[Component data from apps and pages]
# # #

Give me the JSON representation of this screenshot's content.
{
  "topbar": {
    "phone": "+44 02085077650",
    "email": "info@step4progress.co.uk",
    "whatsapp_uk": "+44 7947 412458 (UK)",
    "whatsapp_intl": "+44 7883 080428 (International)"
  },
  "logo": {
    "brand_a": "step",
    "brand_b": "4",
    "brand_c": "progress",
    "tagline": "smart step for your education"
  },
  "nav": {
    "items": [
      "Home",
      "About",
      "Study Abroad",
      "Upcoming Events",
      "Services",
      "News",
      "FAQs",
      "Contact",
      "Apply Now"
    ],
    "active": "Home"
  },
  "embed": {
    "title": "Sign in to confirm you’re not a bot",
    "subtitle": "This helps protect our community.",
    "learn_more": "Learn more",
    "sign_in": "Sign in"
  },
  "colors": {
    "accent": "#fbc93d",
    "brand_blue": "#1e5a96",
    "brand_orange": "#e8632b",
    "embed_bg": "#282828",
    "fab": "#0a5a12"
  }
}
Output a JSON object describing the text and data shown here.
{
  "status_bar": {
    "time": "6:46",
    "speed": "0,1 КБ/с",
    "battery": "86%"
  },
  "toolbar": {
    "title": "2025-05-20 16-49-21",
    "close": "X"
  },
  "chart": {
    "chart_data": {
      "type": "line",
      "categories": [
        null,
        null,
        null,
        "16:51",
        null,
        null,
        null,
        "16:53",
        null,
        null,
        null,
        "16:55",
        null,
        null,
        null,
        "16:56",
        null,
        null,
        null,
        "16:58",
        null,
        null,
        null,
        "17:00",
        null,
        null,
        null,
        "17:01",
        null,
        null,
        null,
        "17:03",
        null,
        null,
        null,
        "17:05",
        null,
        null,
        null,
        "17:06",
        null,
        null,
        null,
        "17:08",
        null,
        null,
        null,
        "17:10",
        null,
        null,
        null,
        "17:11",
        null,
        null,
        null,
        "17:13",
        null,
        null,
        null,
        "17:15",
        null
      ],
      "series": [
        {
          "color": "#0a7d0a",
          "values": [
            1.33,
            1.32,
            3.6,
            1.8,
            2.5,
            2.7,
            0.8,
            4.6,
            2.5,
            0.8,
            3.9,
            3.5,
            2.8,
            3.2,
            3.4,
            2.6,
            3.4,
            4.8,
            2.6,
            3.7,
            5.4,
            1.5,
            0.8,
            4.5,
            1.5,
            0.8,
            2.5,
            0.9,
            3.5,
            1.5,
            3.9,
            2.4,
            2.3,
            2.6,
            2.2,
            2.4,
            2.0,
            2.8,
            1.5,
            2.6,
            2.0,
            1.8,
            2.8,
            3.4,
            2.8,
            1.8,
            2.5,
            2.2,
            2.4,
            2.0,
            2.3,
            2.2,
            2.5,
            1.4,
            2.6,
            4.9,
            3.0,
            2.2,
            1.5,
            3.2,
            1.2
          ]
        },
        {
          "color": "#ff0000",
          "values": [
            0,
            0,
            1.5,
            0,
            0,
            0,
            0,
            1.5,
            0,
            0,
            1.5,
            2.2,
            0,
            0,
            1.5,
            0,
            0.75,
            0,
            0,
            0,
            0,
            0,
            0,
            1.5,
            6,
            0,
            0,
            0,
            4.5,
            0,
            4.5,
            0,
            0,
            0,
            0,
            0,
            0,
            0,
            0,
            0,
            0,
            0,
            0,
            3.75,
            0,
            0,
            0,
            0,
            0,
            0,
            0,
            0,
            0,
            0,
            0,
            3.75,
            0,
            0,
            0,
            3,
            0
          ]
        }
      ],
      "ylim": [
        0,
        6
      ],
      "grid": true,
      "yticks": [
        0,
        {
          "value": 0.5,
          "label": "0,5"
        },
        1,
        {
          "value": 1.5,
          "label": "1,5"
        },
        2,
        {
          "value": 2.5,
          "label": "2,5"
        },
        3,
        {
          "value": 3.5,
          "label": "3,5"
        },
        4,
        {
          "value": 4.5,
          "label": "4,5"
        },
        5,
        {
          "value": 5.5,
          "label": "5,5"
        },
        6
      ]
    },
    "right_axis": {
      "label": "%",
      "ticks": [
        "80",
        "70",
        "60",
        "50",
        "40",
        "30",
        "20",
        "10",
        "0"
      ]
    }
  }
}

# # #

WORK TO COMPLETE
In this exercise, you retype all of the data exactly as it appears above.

ANSWER
Give me the JSON representation of this screenshot's content.
{
  "topbar": {
    "phone": "+44 02085077650",
    "email": "info@step4progress.co.uk",
    "whatsapp_uk": "+44 7947 412458 (UK)",
    "whatsapp_intl": "+44 7883 080428 (International)"
  },
  "logo": {
    "brand_a": "step",
    "brand_b": "4",
    "brand_c": "progress",
    "tagline": "smart step for your education"
  },
  "nav": {
    "items": [
      "Home",
      "About",
      "Study Abroad",
      "Upcoming Events",
      "Services",
      "News",
      "FAQs",
      "Contact",
      "Apply Now"
    ],
    "active": "Home"
  },
  "embed": {
    "title": "Sign in to confirm you’re not a bot",
    "subtitle": "This helps protect our community.",
    "learn_more": "Learn more",
    "sign_in": "Sign in"
  },
  "colors": {
    "accent": "#fbc93d",
    "brand_blue": "#1e5a96",
    "brand_orange": "#e8632b",
    "embed_bg": "#282828",
    "fab": "#0a5a12"
  }
}
Output a JSON object describing the text and data shown here.
{
  "status_bar": {
    "time": "6:46",
    "speed": "0,1 КБ/с",
    "battery": "86%"
  },
  "toolbar": {
    "title": "2025-05-20 16-49-21",
    "close": "X"
  },
  "chart": {
    "chart_data": {
      "type": "line",
      "categories": [
        null,
        null,
        null,
        "16:51",
        null,
        null,
        null,
        "16:53",
        null,
        null,
        null,
        "16:55",
        null,
        null,
        null,
        "16:56",
        null,
        null,
        null,
        "16:58",
        null,
        null,
        null,
        "17:00",
        null,
        null,
        null,
        "17:01",
        null,
        null,
        null,
        "17:03",
        null,
        null,
        null,
        "17:05",
        null,
        null,
        null,
        "17:06",
        null,
        null,
        null,
        "17:08",
        null,
        null,
        null,
        "17:10",
        null,
        null,
        null,
        "17:11",
        null,
        null,
        null,
        "17:13",
        null,
        null,
        null,
        "17:15",
        null
      ],
      "series": [
        {
          "color": "#0a7d0a",
          "values": [
            1.33,
            1.32,
            3.6,
            1.8,
            2.5,
            2.7,
            0.8,
            4.6,
            2.5,
            0.8,
            3.9,
            3.5,
            2.8,
            3.2,
            3.4,
            2.6,
            3.4,
            4.8,
            2.6,
            3.7,
            5.4,
            1.5,
            0.8,
            4.5,
            1.5,
            0.8,
            2.5,
            0.9,
            3.5,
            1.5,
            3.9,
            2.4,
            2.3,
            2.6,
            2.2,
            2.4,
            2.0,
            2.8,
            1.5,
            2.6,
            2.0,
            1.8,
            2.8,
            3.4,
            2.8,
            1.8,
            2.5,
            2.2,
            2.4,
            2.0,
            2.3,
            2.2,
            2.5,
            1.4,
            2.6,
            4.9,
            3.0,
            2.2,
            1.5,
            3.2,
            1.2
          ]
        },
        {
          "color": "#ff0000",
          "values": [
            0,
            0,
            1.5,
            0,
            0,
            0,
            0,
            1.5,
            0,
            0,
            1.5,
            2.2,
            0,
            0,
            1.5,
            0,
            0.75,
            0,
            0,
            0,
            0,
            0,
            0,
            1.5,
            6,
            0,
            0,
            0,
            4.5,
            0,
            4.5,
            0,
            0,
            0,
            0,
            0,
            0,
            0,
            0,
            0,
            0,
            0,
            0,
            3.75,
            0,
            0,
            0,
            0,
            0,
            0,
            0,
            0,
            0,
            0,
            0,
            3.75,
            0,
            0,
            0,
            3,
            0
          ]
        }
      ],
      "ylim": [
        0,
        6
      ],
      "grid": true,
      "yticks": [
        0,
        {
          "value": 0.5,
          "label": "0,5"
        },
        1,
        {
          "value": 1.5,
          "label": "1,5"
        },
        2,
        {
          "value": 2.5,
          "label": "2,5"
        },
        3,
        {
          "value": 3.5,
          "label": "3,5"
        },
        4,
        {
          "value": 4.5,
          "label": "4,5"
        },
        5,
        {
          "value": 5.5,
          "label": "5,5"
        },
        6
      ]
    },
    "right_axis": {
      "label": "%",
      "ticks": [
        "80",
        "70",
        "60",
        "50",
        "40",
        "30",
        "20",
        "10",
        "0"
      ]
    }
  }
}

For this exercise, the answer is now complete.